A calendar of the traditional customs, practices & rituals of the British Isles.

Home Main Menu Order Support About Search

Share page  

Previous Contents Next

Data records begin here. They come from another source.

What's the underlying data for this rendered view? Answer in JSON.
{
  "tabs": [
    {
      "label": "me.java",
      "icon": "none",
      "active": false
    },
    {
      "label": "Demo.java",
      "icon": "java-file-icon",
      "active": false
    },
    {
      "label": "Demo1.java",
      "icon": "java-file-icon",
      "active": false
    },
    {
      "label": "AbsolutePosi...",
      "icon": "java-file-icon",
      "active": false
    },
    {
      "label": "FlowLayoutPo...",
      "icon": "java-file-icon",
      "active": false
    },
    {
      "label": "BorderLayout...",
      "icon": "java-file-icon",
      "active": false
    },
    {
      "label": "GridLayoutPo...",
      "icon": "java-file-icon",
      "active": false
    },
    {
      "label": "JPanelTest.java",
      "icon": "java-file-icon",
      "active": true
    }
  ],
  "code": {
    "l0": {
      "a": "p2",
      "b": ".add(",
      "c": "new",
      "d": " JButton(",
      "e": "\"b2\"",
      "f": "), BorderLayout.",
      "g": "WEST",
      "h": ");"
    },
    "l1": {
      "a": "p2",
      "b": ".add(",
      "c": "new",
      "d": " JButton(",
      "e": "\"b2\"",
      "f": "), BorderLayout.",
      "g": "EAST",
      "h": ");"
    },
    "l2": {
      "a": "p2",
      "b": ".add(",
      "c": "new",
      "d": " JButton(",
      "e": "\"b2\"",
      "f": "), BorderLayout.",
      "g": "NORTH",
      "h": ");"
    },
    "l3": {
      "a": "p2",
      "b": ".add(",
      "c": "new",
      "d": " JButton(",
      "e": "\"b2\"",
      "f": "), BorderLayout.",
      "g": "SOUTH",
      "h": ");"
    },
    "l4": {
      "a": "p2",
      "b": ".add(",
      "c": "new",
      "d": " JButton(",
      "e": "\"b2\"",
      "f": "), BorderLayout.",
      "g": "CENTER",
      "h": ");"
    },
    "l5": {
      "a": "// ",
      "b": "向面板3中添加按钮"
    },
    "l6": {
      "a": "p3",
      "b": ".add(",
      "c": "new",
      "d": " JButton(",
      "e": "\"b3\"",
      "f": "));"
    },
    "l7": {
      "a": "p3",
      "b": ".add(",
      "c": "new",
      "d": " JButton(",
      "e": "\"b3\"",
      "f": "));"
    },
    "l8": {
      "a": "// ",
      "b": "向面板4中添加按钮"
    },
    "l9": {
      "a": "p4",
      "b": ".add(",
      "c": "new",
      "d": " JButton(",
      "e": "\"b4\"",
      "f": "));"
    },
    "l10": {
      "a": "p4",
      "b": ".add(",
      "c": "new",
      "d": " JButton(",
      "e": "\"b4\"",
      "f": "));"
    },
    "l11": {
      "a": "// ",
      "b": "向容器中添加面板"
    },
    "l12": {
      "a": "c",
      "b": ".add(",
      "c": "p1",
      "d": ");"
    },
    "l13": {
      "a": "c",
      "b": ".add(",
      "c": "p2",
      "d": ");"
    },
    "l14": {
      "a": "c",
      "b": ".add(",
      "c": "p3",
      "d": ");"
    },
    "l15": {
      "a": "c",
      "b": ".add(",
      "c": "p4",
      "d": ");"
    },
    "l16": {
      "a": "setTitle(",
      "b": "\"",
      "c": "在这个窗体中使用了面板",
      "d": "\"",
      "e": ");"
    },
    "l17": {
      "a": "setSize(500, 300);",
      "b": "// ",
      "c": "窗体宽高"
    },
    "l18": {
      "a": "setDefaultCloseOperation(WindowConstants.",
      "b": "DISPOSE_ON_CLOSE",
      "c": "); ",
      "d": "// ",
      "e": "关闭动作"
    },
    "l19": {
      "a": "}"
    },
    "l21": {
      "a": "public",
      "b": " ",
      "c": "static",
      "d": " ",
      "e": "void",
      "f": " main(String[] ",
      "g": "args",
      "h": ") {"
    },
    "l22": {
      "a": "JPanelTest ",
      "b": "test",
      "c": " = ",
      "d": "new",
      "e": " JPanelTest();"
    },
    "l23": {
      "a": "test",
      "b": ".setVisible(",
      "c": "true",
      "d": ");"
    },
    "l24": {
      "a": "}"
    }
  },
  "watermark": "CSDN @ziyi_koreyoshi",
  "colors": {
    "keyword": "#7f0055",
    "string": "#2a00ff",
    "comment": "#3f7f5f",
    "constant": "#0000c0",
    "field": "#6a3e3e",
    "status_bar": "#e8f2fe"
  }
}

Dec. 25.]                       Christmas day.                                459
old English cookery books the crust of a pie is generally called " the coffin."
Minced pies, says Timbs {Something for Everybody, 1861, p. 149), were derived from the paste images and sweetmeats given to the Fathers of the Vatican at Home on Christmas-Eve. Eating minced pies at Christmas was formerly a test of orthodoxy against recusants.
Mistletoe.—At what period mistletoe came to be recognised as a Christmas evergreen, is not by any means certain. We have Christmas carols in praise of holly and ivy of even earlier date than the fifteenth century, but allusion to mistle­toe can scarcely be found for two centuries later, or before the time of Herrick. Coles, too, in his Knowledge of Plants, 1656, says of mistletoe, "it is carried many miles to set up in houses about Christmas-time, when it is adorned with a white glistening berry." In the tract, Round about our Coal-Fire, published early in the last century, we are told the rooms were embowered with holly, ivy, cypress, bays, laurel, and mistletoe. Brand (Pop. Antiq., 1849, vol. i. p. 523) thinks that mistletoe was never put in churches among ever­greens but by mistake or ignorance; for, says he, it was tha heathenish, or profane plant, as having been of such distinc­tion in the pagan rites of druidism, and it had its place therefore assigned it in kitchens, where it was hung in great state.—See Timbs' Things Not Generally Known, 1856, pp. 159-160.
Lord of Misrule.—His office was to preside over the fes­tivities of Christmas, and his duties consisted in directing the various revels of the season. In some great families, aud occasionally at Court, he was also called the Abbot of Misruler corresponding with the French Abbe de Liesse, a word which implies merriment. Stow, in his Survey of London, alluding to this whimsical custom says:—" In the feast of Christmas there was in the king's house, wheresoever he lodged, a Lord of Misrule, or master of merry disports, and the like, had ye in the house of every nobleman of honour, or good worship, were he spiritual or temporal. The Mayor of London, and cither of the sheriffs, had their several lords of misrule, ever contending, without quarrel or offence, who should make the rarest pastime to delight the beholders, these lords beginning
Previous Contents Next